__Work request__. Go through the listing below and write out exactly the lines from the one that mentions "Decode this image" through the one that mentions "Convert this screenshot", minus the pictures.

__Data section__.

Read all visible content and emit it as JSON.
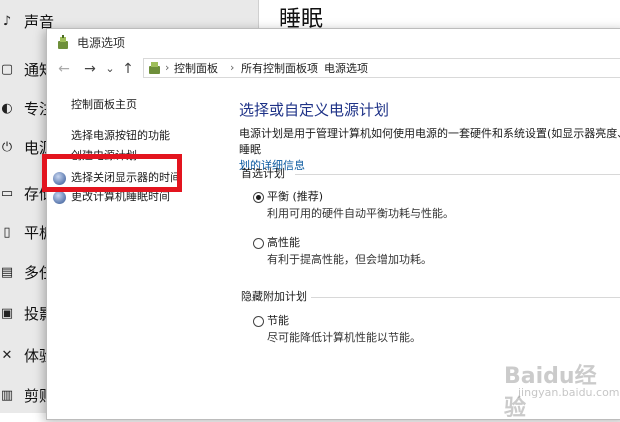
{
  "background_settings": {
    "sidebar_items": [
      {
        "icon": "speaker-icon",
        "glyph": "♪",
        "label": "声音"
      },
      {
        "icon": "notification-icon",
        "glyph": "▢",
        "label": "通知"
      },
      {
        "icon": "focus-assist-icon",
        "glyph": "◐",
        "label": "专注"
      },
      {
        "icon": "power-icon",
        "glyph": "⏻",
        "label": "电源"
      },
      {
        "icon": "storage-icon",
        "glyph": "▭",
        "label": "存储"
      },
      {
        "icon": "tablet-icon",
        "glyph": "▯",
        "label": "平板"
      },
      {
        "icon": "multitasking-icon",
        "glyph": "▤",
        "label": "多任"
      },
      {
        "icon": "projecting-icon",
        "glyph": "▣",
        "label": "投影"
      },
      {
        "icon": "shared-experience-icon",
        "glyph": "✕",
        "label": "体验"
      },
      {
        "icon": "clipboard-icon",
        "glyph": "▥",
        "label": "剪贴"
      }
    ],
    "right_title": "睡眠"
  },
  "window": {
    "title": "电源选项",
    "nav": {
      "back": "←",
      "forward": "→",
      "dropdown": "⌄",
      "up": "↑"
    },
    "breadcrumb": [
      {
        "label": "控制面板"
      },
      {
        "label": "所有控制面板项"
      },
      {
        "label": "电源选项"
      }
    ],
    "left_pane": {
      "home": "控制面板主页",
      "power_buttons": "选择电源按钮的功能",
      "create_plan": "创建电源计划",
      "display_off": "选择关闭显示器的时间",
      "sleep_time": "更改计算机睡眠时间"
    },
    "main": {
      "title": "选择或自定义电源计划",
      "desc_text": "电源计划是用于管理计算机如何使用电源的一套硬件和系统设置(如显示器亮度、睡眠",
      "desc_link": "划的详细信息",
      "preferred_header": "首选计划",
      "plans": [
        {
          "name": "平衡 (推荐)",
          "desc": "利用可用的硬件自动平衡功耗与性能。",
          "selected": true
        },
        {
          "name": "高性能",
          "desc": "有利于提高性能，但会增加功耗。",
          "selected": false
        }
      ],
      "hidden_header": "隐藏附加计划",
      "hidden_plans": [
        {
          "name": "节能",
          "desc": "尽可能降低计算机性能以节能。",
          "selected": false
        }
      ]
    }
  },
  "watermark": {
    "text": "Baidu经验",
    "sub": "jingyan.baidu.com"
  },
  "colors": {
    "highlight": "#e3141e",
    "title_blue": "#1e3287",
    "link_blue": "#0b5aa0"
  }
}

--

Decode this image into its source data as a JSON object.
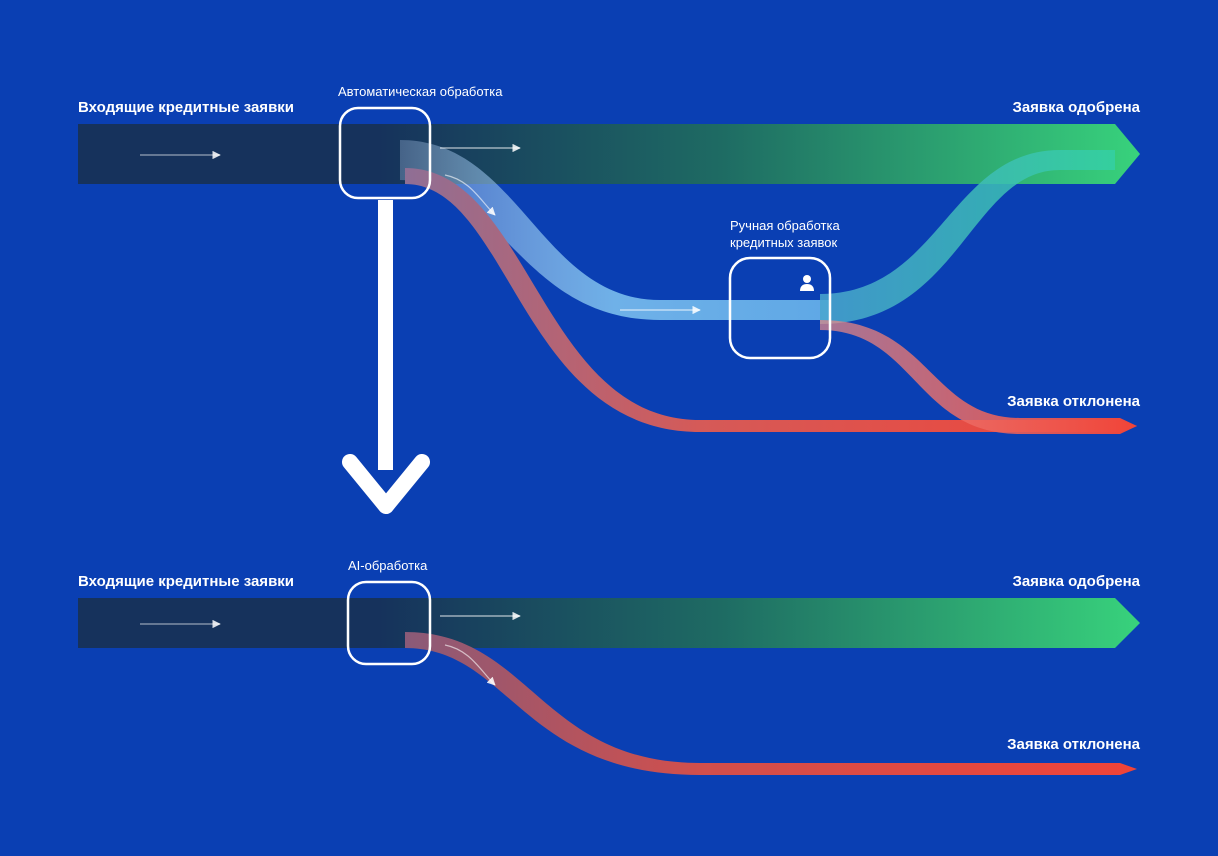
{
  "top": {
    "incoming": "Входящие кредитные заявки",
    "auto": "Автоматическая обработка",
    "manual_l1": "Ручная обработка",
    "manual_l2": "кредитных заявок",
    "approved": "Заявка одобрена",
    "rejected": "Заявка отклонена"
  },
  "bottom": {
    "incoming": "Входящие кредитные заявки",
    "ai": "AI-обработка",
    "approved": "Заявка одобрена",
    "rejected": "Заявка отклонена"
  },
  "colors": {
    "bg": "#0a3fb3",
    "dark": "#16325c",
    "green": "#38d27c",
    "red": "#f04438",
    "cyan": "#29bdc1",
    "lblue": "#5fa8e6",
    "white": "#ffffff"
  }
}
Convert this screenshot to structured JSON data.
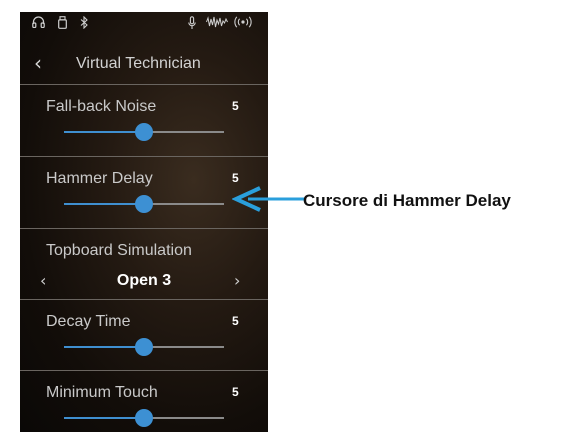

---

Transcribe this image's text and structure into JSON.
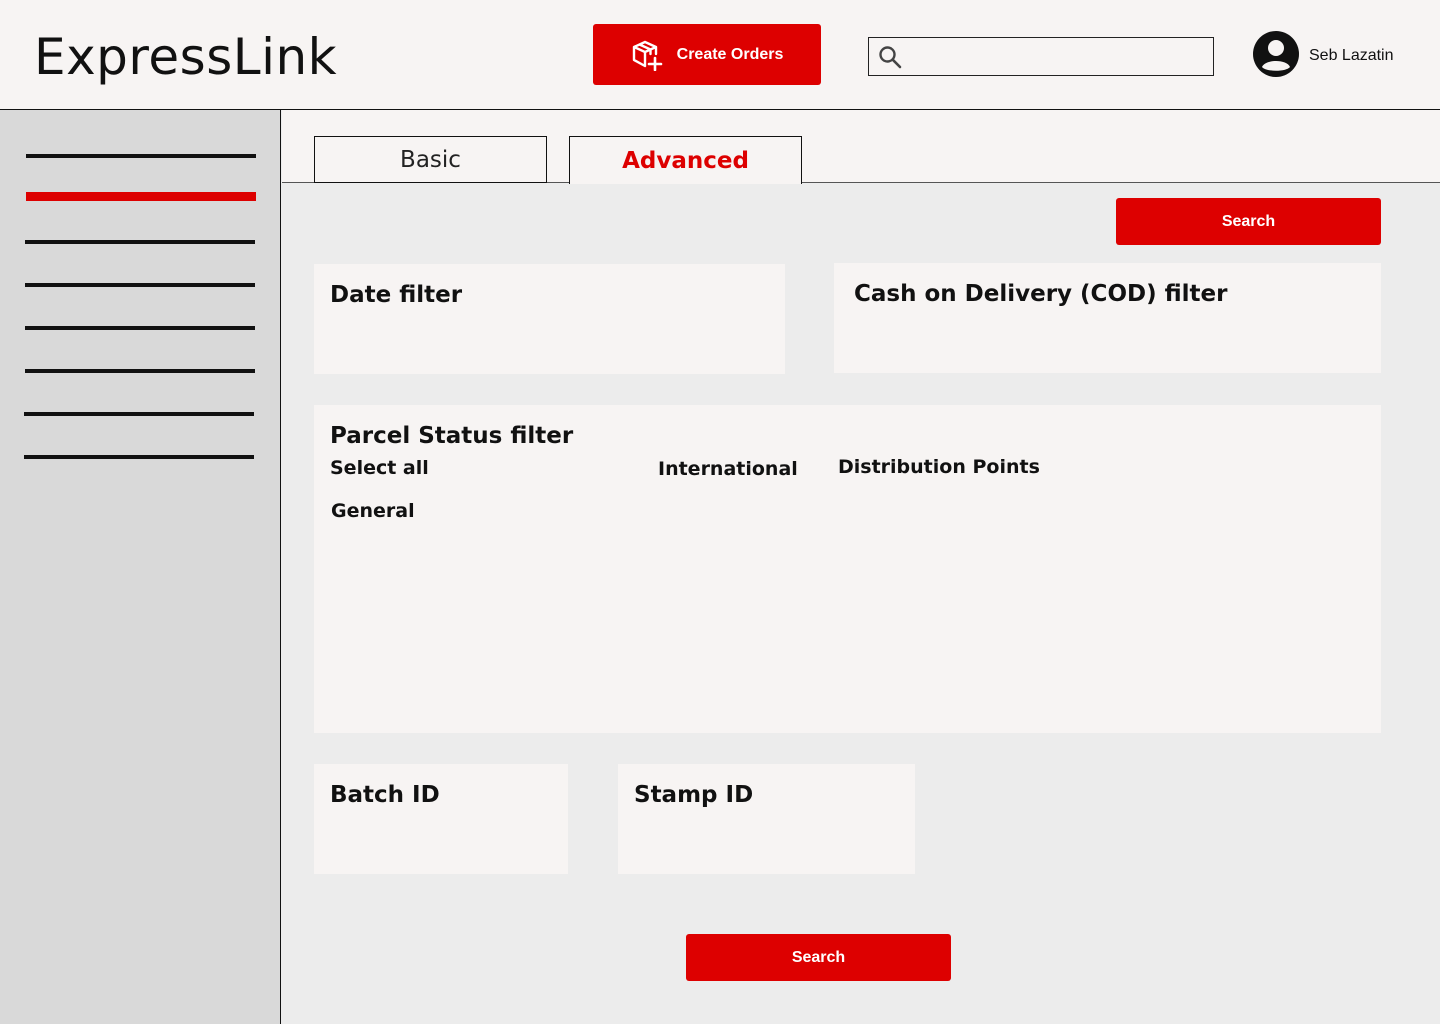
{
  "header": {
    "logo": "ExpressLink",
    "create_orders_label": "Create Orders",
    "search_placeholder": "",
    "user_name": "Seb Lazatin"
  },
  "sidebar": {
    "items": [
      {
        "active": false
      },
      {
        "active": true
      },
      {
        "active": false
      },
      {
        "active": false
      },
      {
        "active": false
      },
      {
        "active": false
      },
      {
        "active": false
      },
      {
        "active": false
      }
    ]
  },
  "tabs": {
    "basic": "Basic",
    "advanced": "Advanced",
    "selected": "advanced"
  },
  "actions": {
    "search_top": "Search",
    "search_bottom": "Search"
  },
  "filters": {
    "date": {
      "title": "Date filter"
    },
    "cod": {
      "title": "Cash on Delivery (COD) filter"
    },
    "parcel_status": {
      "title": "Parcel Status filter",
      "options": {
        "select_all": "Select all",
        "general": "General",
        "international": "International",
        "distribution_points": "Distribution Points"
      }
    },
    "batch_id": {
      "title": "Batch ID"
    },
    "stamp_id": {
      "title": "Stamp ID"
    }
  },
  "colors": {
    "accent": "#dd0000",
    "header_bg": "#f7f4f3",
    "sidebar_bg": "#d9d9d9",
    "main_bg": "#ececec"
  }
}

__Task result__.
Decode this image into its source data as a JSON object.
{
  "top": {
    "incoming": "Входящие кредитные заявки",
    "auto": "Автоматическая обработка",
    "manual_l1": "Ручная обработка",
    "manual_l2": "кредитных заявок",
    "approved": "Заявка одобрена",
    "rejected": "Заявка отклонена"
  },
  "bottom": {
    "incoming": "Входящие кредитные заявки",
    "ai": "AI-обработка",
    "approved": "Заявка одобрена",
    "rejected": "Заявка отклонена"
  },
  "colors": {
    "bg": "#0a3fb3",
    "dark": "#16325c",
    "green": "#38d27c",
    "red": "#f04438",
    "cyan": "#29bdc1",
    "lblue": "#5fa8e6",
    "white": "#ffffff"
  }
}
Convert this screenshot to structured JSON data.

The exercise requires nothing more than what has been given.